|4||Katsuyama T et al, "Reduced Pressure Collapsing MCVD Method for Single Polarisation Opitcal Fibres" Journal of Lightwave Technology, IEEE. vol. LT-2, No. 5, Oct. 1984, pp. 634-639, XP002118844.|
|5||Patent Abstracts of Japan, vol. 10, No. 13, Jan. 18, 1986 & JP 60 166244A *Fujitsu Co Ltd), Aug. 29, 1985.|
|6||Paul J. Lemaire and T. Erdogan, Hydrogen-enhanced UV photosensitivity of optical fibers: Mechanisms and reliability, Conference on Bragg Gratings, Photosensitivity, and Polling in Glass Waveguides, Portland, OR paper SuA4, pp. 78-81, (1995).|
|7||Paul J. Lemaire et al., High Pressure H2 Loading As A Technique For Achieving Ultrahigh UV Photosensitivity and Thermal Sensitivity in GeO2 Optical Fibres, Electronics Letters, vol. 29, No. 13, pp. 1191-1192 (Jun. 24, 1993).|
|8||QLM9P48 Series OptiLock(TM) 908 nm Fiber Bragg Grating Stabilized Pump Lasers, Coming Lasertron 2000 Products Guide, pp. 14-16.|
|9||QLM9P48 Series OptiLock™ 908 nm Fiber Bragg Grating Stabilized Pump Lasers, Coming Lasertron 2000 Products Guide, pp. 14-16.|
|10||Randal Salvatore et al., Fiber-Bragg-Stabilized Lasers Power Amplifiers for DWDM, Laser Focus World, , pp. 113-118 (Nov. 1999).|
|11||Turan Erdogan, Fiber Grating Spectra, Journal of Lightwave Technology, vol. 15, No. 8, pp. 1277-1294 (Aug. 1997).|

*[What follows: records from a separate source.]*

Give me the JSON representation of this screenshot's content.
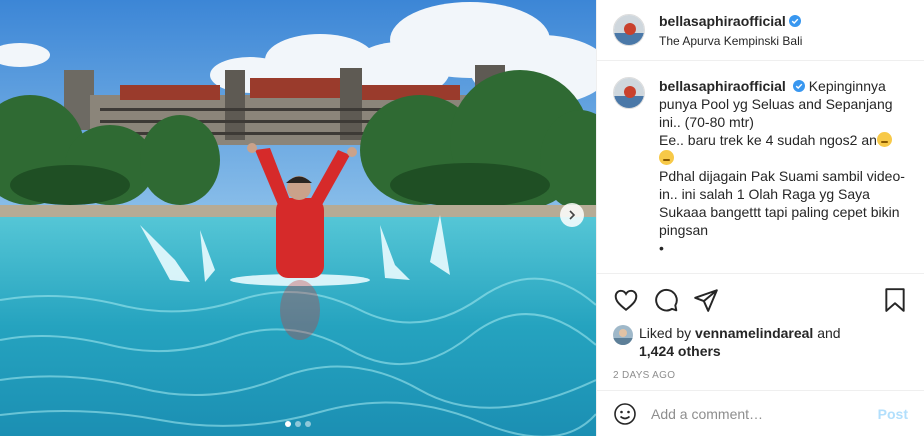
{
  "post": {
    "username": "bellasaphiraofficial",
    "location": "The Apurva Kempinski Bali",
    "caption_lines": [
      "Kepinginnya punya Pool yg Seluas and Sepanjang ini.. (70-80 mtr)",
      "Ee.. baru trek ke 4 sudah ngos2 an",
      "Pdhal dijagain Pak Suami sambil video-in.. ini salah 1 Olah Raga yg Saya Sukaaa bangettt tapi paling cepet bikin pingsan",
      "•"
    ],
    "liked_by_prefix": "Liked by",
    "liked_by_user": "vennamelindareal",
    "liked_by_and": "and",
    "likes_others": "1,424 others",
    "timestamp": "2 DAYS AGO"
  },
  "comment_box": {
    "placeholder": "Add a comment…",
    "post_label": "Post"
  },
  "carousel": {
    "total": 3,
    "active": 1
  },
  "colors": {
    "verified": "#3897f0",
    "post_disabled": "#b2dffc",
    "timestamp": "#8e8e8e"
  },
  "icons": {
    "like": "heart-icon",
    "comment": "comment-icon",
    "share": "paper-plane-icon",
    "save": "bookmark-icon",
    "emoji": "smiley-icon",
    "next": "chevron-right-icon"
  }
}
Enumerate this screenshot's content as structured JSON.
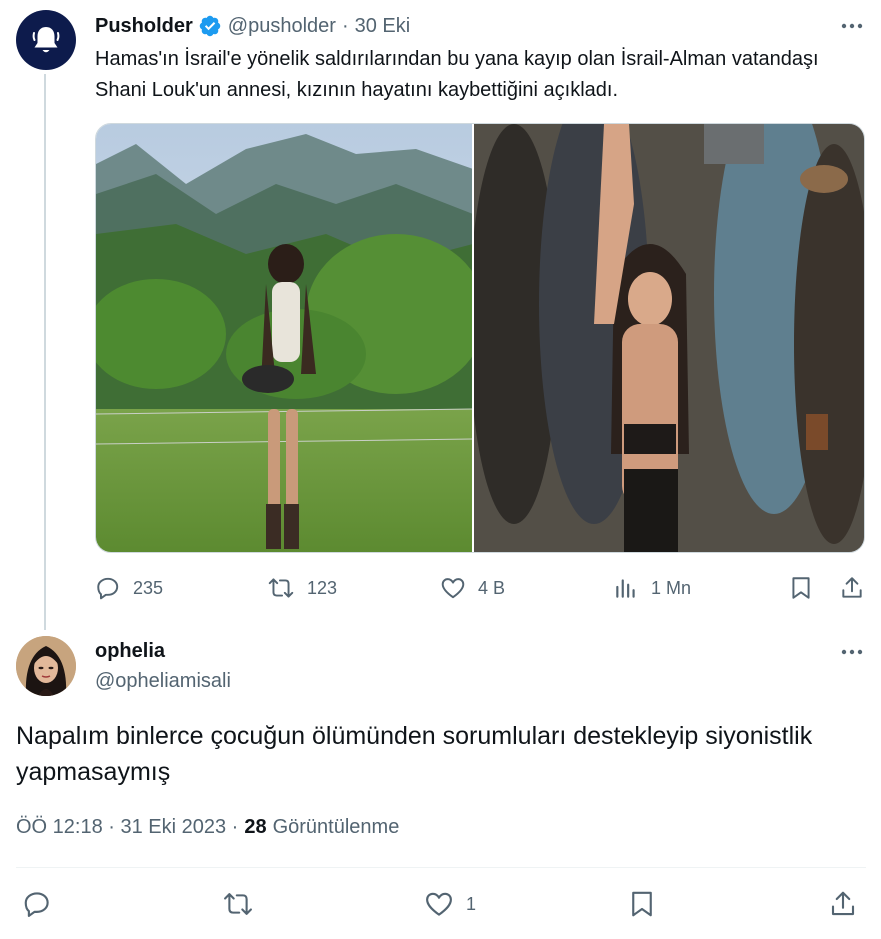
{
  "original_tweet": {
    "author_name": "Pusholder",
    "handle": "@pusholder",
    "separator": "·",
    "date": "30 Eki",
    "text": "Hamas'ın İsrail'e yönelik saldırılarından bu yana kayıp olan İsrail-Alman vatandaşı Shani Louk'un annesi, kızının hayatını kaybettiğini açıkladı.",
    "avatar_icon": "bell-icon",
    "verified_icon": "verified-badge-icon",
    "stats": {
      "replies": "235",
      "retweets": "123",
      "likes": "4 B",
      "views": "1 Mn"
    }
  },
  "reply": {
    "author_name": "ophelia",
    "handle": "@opheliamisali",
    "text": "Napalım binlerce çocuğun ölümünden sorumluları destekleyip siyonistlik yapmasaymış",
    "timestamp": "ÖÖ 12:18 · 31 Eki 2023 ·",
    "views_count": "28",
    "views_label": "Görüntülenme",
    "likes": "1"
  },
  "colors": {
    "text_primary": "#0f1419",
    "text_secondary": "#536471",
    "verified_blue": "#1d9bf0",
    "thread_line": "#cfd9de",
    "avatar_bg": "#0d1b4c"
  }
}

|U.S. Classification||65/379, 65/419, 65/425|
|International Classification||C03B37/027, C03B37/018, G02B6/02|
|Cooperative Classification||C03B2201/10, C03B37/027, G02B6/02114, C03B2205/40, C03B2201/31, C03B37/01869|
|European Classification||C03B37/027, C03B37/018E2, G02B6/02G8H|
|Aug 23, 2001||AS||Assignment|
|Sep 15, 2007||FPAY||Fee payment|
Year of fee payment: 4
|Sep 24, 2007||REMI||Maintenance fee reminder mailed|
|Oct 31, 2011||REMI||Maintenance fee reminder mailed|
|Mar 16, 2012||LAPS||Lapse for failure to pay maintenance fees|
|May 8, 2012||FP||Expired due to failure to pay maintenance fee|
Effective date: 20120316